**WORK INSTRUCTION**:
Search the listing for "icon" and copy every line where it appears.

**RECORDS PROVIDED**:
-.-.-
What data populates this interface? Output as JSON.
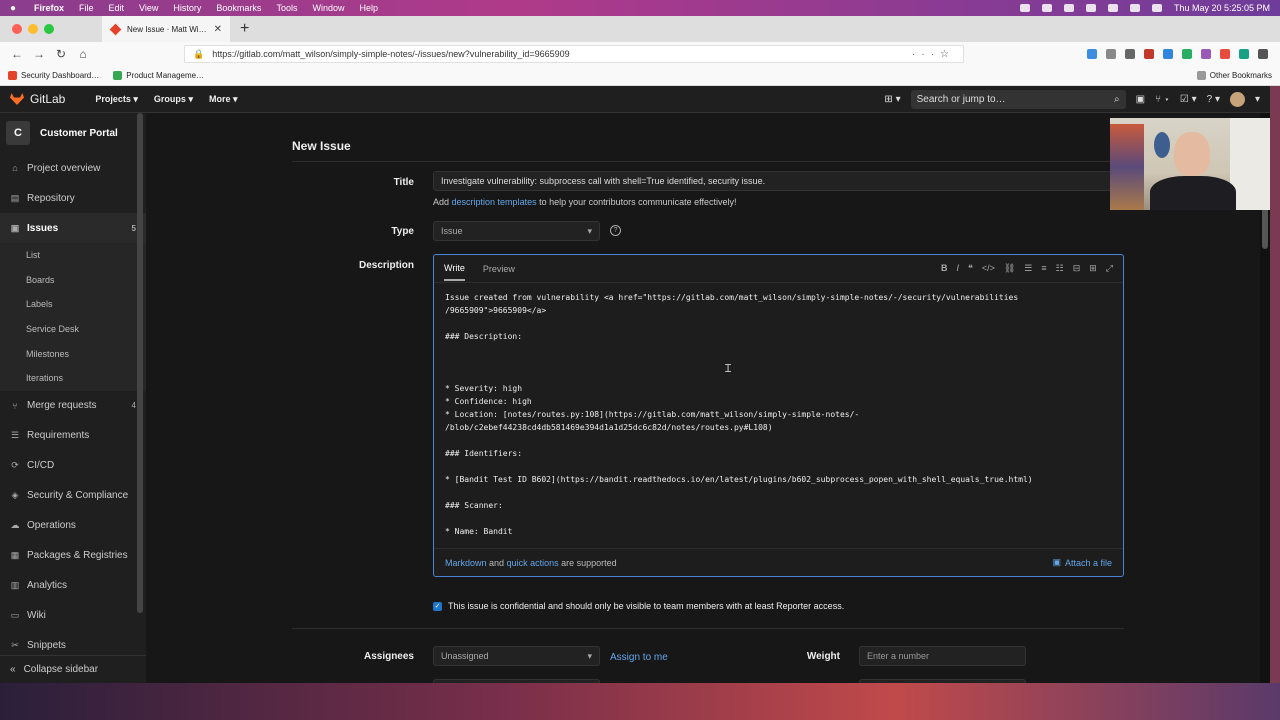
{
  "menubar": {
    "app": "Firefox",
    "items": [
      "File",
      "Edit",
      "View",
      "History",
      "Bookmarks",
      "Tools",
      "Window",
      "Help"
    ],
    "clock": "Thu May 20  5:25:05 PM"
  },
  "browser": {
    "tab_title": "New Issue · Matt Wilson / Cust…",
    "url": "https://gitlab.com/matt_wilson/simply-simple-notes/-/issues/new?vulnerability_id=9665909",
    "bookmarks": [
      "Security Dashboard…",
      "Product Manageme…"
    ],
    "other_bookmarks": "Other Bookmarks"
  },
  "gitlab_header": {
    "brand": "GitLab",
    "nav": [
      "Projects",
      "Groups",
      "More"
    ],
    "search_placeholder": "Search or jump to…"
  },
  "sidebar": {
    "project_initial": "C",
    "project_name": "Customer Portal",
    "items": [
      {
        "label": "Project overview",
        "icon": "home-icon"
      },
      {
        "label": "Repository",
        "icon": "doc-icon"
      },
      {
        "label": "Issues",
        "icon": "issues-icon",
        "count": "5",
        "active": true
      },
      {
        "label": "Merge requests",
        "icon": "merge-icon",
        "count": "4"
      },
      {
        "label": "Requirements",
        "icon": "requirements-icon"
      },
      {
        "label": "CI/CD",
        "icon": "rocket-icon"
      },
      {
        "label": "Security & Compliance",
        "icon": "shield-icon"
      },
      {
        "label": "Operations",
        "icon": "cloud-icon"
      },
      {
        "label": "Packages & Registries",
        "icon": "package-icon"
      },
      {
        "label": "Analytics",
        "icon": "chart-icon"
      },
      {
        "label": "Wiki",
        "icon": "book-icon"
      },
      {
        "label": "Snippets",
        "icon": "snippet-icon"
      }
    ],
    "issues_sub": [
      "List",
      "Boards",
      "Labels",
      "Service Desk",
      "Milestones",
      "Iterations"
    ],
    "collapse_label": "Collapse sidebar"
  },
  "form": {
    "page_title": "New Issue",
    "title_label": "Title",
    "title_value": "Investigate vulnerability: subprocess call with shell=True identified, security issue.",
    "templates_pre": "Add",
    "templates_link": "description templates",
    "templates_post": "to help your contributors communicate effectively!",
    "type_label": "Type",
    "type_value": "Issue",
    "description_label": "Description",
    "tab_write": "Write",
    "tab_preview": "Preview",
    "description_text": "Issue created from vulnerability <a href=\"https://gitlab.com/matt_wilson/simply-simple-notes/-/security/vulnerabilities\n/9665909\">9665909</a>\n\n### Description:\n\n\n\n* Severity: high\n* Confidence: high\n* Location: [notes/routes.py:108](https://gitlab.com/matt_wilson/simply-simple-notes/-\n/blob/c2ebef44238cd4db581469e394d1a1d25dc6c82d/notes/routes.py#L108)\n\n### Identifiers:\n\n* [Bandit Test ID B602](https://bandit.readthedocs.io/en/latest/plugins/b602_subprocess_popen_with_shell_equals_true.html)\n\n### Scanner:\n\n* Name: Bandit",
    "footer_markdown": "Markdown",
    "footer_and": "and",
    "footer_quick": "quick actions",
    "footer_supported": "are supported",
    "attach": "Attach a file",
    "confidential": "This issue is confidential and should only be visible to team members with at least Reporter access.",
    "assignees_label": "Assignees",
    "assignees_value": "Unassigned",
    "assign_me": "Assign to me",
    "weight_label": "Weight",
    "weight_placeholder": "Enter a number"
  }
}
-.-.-
**SOLUTION TO THE EXERCISE**:
        "icon": "home-icon"
        "icon": "doc-icon"
        "icon": "issues-icon",
        "icon": "merge-icon",
        "icon": "requirements-icon"
        "icon": "rocket-icon"
        "icon": "shield-icon"
        "icon": "cloud-icon"
        "icon": "package-icon"
        "icon": "chart-icon"
        "icon": "book-icon"
        "icon": "snippet-icon"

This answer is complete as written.